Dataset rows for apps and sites
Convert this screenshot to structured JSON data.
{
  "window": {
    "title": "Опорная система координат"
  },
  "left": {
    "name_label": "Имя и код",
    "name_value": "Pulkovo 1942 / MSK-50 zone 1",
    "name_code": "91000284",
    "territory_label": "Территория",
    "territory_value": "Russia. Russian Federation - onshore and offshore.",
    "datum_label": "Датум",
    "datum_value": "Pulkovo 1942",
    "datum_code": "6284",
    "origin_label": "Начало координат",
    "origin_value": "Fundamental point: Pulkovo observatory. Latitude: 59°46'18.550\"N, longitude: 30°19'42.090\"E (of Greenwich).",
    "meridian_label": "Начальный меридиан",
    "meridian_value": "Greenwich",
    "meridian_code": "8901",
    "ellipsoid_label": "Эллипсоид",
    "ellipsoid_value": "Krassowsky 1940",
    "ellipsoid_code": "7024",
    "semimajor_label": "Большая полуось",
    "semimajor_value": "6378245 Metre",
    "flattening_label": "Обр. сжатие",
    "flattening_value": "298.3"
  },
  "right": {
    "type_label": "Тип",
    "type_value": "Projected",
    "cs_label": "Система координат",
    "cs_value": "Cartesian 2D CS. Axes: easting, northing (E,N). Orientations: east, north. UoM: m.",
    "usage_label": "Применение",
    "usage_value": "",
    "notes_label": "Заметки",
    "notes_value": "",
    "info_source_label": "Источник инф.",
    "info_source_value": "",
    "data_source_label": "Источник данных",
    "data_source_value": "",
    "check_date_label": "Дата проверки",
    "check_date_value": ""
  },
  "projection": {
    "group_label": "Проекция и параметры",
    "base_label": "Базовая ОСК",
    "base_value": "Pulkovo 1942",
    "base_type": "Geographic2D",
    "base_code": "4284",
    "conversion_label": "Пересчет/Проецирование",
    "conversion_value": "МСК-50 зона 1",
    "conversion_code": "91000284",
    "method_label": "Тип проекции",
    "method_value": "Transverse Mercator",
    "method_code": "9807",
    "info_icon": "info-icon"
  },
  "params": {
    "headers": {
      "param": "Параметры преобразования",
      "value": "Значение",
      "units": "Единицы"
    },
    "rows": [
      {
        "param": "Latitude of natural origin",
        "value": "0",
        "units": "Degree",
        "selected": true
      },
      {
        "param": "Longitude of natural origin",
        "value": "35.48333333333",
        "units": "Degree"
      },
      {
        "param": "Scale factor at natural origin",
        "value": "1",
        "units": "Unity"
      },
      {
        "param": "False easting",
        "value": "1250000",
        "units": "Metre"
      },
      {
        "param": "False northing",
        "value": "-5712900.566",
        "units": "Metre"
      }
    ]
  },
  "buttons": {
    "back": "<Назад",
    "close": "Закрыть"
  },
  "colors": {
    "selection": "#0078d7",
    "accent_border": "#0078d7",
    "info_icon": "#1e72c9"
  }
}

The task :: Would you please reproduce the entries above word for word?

Final answer ::
Convert this screenshot to structured JSON data.
{
  "window": {
    "title": "Опорная система координат"
  },
  "left": {
    "name_label": "Имя и код",
    "name_value": "Pulkovo 1942 / MSK-50 zone 1",
    "name_code": "91000284",
    "territory_label": "Территория",
    "territory_value": "Russia. Russian Federation - onshore and offshore.",
    "datum_label": "Датум",
    "datum_value": "Pulkovo 1942",
    "datum_code": "6284",
    "origin_label": "Начало координат",
    "origin_value": "Fundamental point: Pulkovo observatory. Latitude: 59°46'18.550\"N, longitude: 30°19'42.090\"E (of Greenwich).",
    "meridian_label": "Начальный меридиан",
    "meridian_value": "Greenwich",
    "meridian_code": "8901",
    "ellipsoid_label": "Эллипсоид",
    "ellipsoid_value": "Krassowsky 1940",
    "ellipsoid_code": "7024",
    "semimajor_label": "Большая полуось",
    "semimajor_value": "6378245 Metre",
    "flattening_label": "Обр. сжатие",
    "flattening_value": "298.3"
  },
  "right": {
    "type_label": "Тип",
    "type_value": "Projected",
    "cs_label": "Система координат",
    "cs_value": "Cartesian 2D CS. Axes: easting, northing (E,N). Orientations: east, north. UoM: m.",
    "usage_label": "Применение",
    "usage_value": "",
    "notes_label": "Заметки",
    "notes_value": "",
    "info_source_label": "Источник инф.",
    "info_source_value": "",
    "data_source_label": "Источник данных",
    "data_source_value": "",
    "check_date_label": "Дата проверки",
    "check_date_value": ""
  },
  "projection": {
    "group_label": "Проекция и параметры",
    "base_label": "Базовая ОСК",
    "base_value": "Pulkovo 1942",
    "base_type": "Geographic2D",
    "base_code": "4284",
    "conversion_label": "Пересчет/Проецирование",
    "conversion_value": "МСК-50 зона 1",
    "conversion_code": "91000284",
    "method_label": "Тип проекции",
    "method_value": "Transverse Mercator",
    "method_code": "9807",
    "info_icon": "info-icon"
  },
  "params": {
    "headers": {
      "param": "Параметры преобразования",
      "value": "Значение",
      "units": "Единицы"
    },
    "rows": [
      {
        "param": "Latitude of natural origin",
        "value": "0",
        "units": "Degree",
        "selected": true
      },
      {
        "param": "Longitude of natural origin",
        "value": "35.48333333333",
        "units": "Degree"
      },
      {
        "param": "Scale factor at natural origin",
        "value": "1",
        "units": "Unity"
      },
      {
        "param": "False easting",
        "value": "1250000",
        "units": "Metre"
      },
      {
        "param": "False northing",
        "value": "-5712900.566",
        "units": "Metre"
      }
    ]
  },
  "buttons": {
    "back": "<Назад",
    "close": "Закрыть"
  },
  "colors": {
    "selection": "#0078d7",
    "accent_border": "#0078d7",
    "info_icon": "#1e72c9"
  }
}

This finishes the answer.